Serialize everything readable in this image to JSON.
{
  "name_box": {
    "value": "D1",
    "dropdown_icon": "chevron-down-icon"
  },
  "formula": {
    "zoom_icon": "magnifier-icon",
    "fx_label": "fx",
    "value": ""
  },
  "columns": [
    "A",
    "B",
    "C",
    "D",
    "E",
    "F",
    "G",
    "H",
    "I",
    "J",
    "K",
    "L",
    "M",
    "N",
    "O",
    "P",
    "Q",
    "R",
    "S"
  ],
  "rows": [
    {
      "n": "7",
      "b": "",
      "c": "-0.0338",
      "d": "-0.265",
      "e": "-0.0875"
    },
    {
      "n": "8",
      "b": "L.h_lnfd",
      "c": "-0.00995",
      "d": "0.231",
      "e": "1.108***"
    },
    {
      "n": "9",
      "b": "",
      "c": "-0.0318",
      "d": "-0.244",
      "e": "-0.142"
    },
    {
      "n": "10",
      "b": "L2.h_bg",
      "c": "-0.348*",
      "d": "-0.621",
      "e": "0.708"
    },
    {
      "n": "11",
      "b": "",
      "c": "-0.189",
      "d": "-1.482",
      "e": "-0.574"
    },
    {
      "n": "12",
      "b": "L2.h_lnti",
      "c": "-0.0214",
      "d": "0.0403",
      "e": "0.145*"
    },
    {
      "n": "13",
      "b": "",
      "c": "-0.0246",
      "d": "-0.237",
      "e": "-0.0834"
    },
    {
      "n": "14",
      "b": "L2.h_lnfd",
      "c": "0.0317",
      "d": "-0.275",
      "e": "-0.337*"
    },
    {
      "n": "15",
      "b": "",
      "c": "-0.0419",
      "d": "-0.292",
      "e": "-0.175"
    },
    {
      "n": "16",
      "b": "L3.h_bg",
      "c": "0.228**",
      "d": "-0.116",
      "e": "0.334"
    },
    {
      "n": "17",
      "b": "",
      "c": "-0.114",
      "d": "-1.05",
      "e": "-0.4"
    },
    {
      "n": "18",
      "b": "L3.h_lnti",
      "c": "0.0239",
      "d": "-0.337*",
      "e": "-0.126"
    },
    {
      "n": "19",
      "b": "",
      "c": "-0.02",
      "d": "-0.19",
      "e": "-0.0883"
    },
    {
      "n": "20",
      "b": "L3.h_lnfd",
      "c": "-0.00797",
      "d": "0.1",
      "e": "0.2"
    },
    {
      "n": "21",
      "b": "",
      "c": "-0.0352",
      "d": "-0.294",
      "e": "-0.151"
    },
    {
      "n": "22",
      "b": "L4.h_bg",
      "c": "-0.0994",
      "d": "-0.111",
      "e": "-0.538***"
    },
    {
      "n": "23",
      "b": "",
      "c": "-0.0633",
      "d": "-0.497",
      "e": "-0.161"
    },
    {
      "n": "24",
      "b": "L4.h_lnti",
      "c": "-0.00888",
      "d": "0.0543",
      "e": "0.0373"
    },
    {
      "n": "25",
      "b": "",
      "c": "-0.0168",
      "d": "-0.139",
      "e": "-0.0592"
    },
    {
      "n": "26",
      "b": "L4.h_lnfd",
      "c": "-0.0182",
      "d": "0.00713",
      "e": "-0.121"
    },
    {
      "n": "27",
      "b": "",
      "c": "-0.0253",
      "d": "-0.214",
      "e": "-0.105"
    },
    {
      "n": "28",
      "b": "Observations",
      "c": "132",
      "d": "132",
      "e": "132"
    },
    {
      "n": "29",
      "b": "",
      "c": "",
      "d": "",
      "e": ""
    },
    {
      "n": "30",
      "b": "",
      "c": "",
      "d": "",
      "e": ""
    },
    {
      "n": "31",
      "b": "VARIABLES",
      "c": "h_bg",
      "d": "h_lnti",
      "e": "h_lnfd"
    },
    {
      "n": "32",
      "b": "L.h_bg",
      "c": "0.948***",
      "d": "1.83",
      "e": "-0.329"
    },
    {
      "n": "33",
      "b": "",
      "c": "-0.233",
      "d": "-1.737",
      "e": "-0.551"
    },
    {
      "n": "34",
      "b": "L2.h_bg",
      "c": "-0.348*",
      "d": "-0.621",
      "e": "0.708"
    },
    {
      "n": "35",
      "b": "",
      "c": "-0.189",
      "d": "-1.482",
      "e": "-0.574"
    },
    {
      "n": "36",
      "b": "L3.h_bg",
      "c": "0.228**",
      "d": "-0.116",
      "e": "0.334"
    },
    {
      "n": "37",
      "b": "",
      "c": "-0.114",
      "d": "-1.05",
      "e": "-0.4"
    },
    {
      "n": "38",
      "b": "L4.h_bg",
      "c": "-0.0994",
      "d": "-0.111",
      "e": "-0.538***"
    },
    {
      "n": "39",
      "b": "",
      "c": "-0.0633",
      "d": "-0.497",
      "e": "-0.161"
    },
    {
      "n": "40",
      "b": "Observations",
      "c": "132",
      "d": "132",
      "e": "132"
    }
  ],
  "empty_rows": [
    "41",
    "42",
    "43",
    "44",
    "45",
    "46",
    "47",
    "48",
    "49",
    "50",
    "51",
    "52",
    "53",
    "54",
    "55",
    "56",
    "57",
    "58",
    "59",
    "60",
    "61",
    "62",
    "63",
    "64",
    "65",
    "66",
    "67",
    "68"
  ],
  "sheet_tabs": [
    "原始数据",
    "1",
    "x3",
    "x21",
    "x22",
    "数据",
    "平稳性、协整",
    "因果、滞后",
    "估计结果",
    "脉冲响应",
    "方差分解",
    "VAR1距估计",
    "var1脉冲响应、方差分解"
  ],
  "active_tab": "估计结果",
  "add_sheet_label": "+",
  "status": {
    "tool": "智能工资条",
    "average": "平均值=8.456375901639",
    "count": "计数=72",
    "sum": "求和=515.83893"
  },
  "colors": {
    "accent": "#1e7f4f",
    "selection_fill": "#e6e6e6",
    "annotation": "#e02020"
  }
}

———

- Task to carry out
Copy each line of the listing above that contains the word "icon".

- Finished task
    "dropdown_icon": "chevron-down-icon"
    "zoom_icon": "magnifier-icon",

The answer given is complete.